Last year, the Associated Press reported that much of Thailand’s shrimping industry has been using slaves to peel the seafood. According to The Atlantic, New Wave Foods was founded on the grounds of concern for the “environmental and human-rights costs of fresh seafood.” New Wave founder Dominique Barnes and her partner, Michelle Wolf, will be releasing the first of their not-from-the-sea “popcorn shrimp” by the end of the year.
Barnes tells The Atlantic that the fake shrimp tastes and looks like the real deal and is a “faster way to reform” the industry. The “shrimp” is made of red algae, the stuff that’s consumed by shrimp and gives them their pink color, and a plant-based protein powder. She also says the shrimp isn’t the product of stem cells, like lab-grown beef.
“We’re not reproducing shrimp cells,” Barnes says. “We use a process that’s similar to baking a loaf of bread.”
While the goal for New Wave is to create other sea creatures and to sell their crust-fakeceans as “naked” shrimp that could be served with a cocktail sauce, they’re currently working on launching breaded popcorn shrimp, because when something’s out of sight, it’s out of mind and could be more palatable to the public.

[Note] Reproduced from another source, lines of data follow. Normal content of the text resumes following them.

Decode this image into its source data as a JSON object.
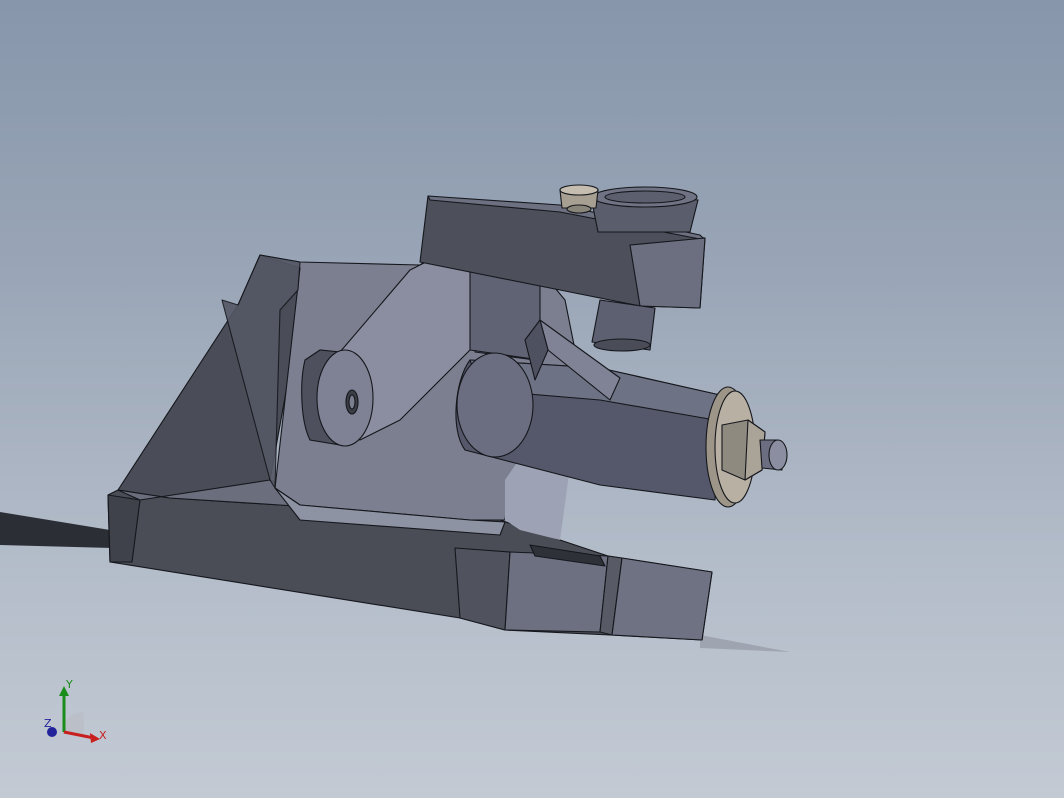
{
  "viewport": {
    "model": "cad-assembly-clamp",
    "background_top": "#8796ab",
    "background_bottom": "#c3cad4"
  },
  "triad": {
    "x_label": "X",
    "y_label": "Y",
    "z_label": "Z",
    "x_color": "#c81e1e",
    "y_color": "#1a8c1a",
    "z_color": "#22229a"
  }
}
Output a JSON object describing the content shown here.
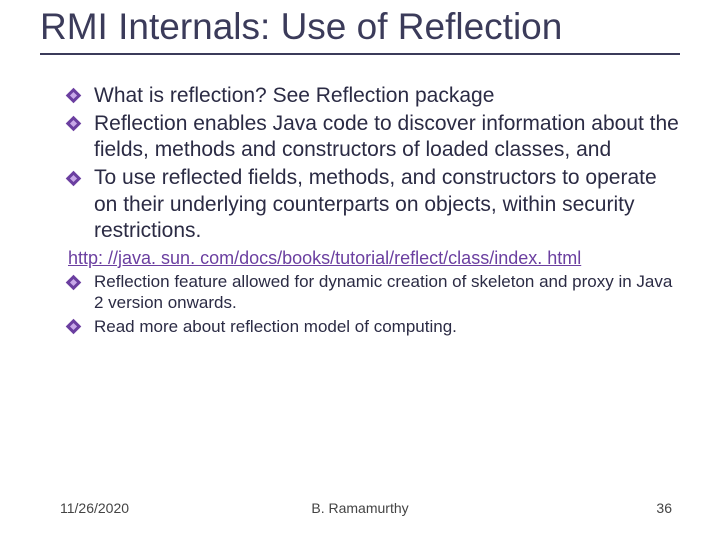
{
  "title": "RMI Internals: Use of Reflection",
  "bullets_large": [
    "What is reflection? See Reflection package",
    "Reflection enables Java code to discover information about the fields, methods and constructors of loaded classes, and",
    "To use reflected fields, methods, and constructors to operate on their underlying counterparts on objects, within security restrictions."
  ],
  "link_text": "http: //java. sun. com/docs/books/tutorial/reflect/class/index. html",
  "bullets_small": [
    "Reflection feature allowed for dynamic creation of skeleton and proxy in Java 2 version onwards.",
    "Read more about reflection model of computing."
  ],
  "footer": {
    "date": "11/26/2020",
    "author": "B. Ramamurthy",
    "page": "36"
  }
}
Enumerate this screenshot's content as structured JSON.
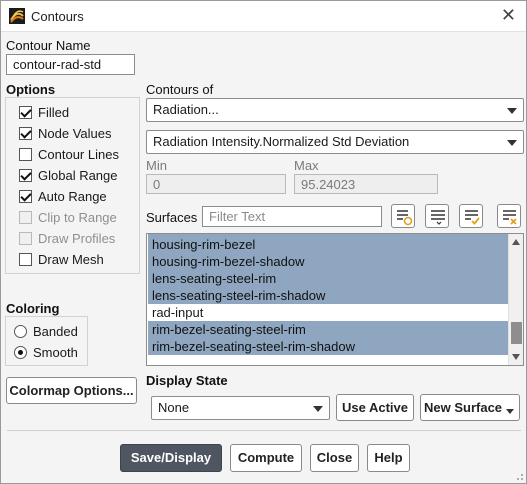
{
  "window": {
    "title": "Contours",
    "close_glyph": "✕",
    "app_icon": "fluent-contours-icon"
  },
  "contour_name": {
    "label": "Contour Name",
    "value": "contour-rad-std"
  },
  "options": {
    "heading": "Options",
    "items": [
      {
        "label": "Filled",
        "checked": true,
        "enabled": true
      },
      {
        "label": "Node Values",
        "checked": true,
        "enabled": true
      },
      {
        "label": "Contour Lines",
        "checked": false,
        "enabled": true
      },
      {
        "label": "Global Range",
        "checked": true,
        "enabled": true
      },
      {
        "label": "Auto Range",
        "checked": true,
        "enabled": true
      },
      {
        "label": "Clip to Range",
        "checked": false,
        "enabled": false
      },
      {
        "label": "Draw Profiles",
        "checked": false,
        "enabled": false
      },
      {
        "label": "Draw Mesh",
        "checked": false,
        "enabled": true
      }
    ]
  },
  "coloring": {
    "heading": "Coloring",
    "options": [
      {
        "label": "Banded",
        "selected": false
      },
      {
        "label": "Smooth",
        "selected": true
      }
    ]
  },
  "colormap_button": "Colormap Options...",
  "contours_of": {
    "label": "Contours of",
    "category": "Radiation...",
    "quantity": "Radiation Intensity.Normalized Std Deviation"
  },
  "range": {
    "min_label": "Min",
    "min_value": "0",
    "max_label": "Max",
    "max_value": "95.24023"
  },
  "surfaces": {
    "label": "Surfaces",
    "filter_placeholder": "Filter Text",
    "toolbar_icons": [
      "new-surface-icon",
      "select-all-icon",
      "select-checked-icon",
      "deselect-all-icon"
    ],
    "items": [
      {
        "label": "",
        "selected": true,
        "partial": true
      },
      {
        "label": "housing-rim-bezel",
        "selected": true
      },
      {
        "label": "housing-rim-bezel-shadow",
        "selected": true
      },
      {
        "label": "lens-seating-steel-rim",
        "selected": true
      },
      {
        "label": "lens-seating-steel-rim-shadow",
        "selected": true
      },
      {
        "label": "rad-input",
        "selected": false
      },
      {
        "label": "rim-bezel-seating-steel-rim",
        "selected": true
      },
      {
        "label": "rim-bezel-seating-steel-rim-shadow",
        "selected": true
      }
    ]
  },
  "display_state": {
    "label": "Display State",
    "value": "None",
    "use_active": "Use Active",
    "new_surface": "New Surface"
  },
  "footer": {
    "save_display": "Save/Display",
    "compute": "Compute",
    "close": "Close",
    "help": "Help"
  },
  "colors": {
    "selection": "#8fa6c0",
    "primary_button": "#4f5661",
    "window_bg": "#f4f4f4"
  }
}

Before everyone starts freaking out about the faux shrimp, do put things into perspective. Unless you’re being smart about where you’re buying your shrimp, you could foreseeably end up with the slave-peeled stuff. Who wants that on their conscience?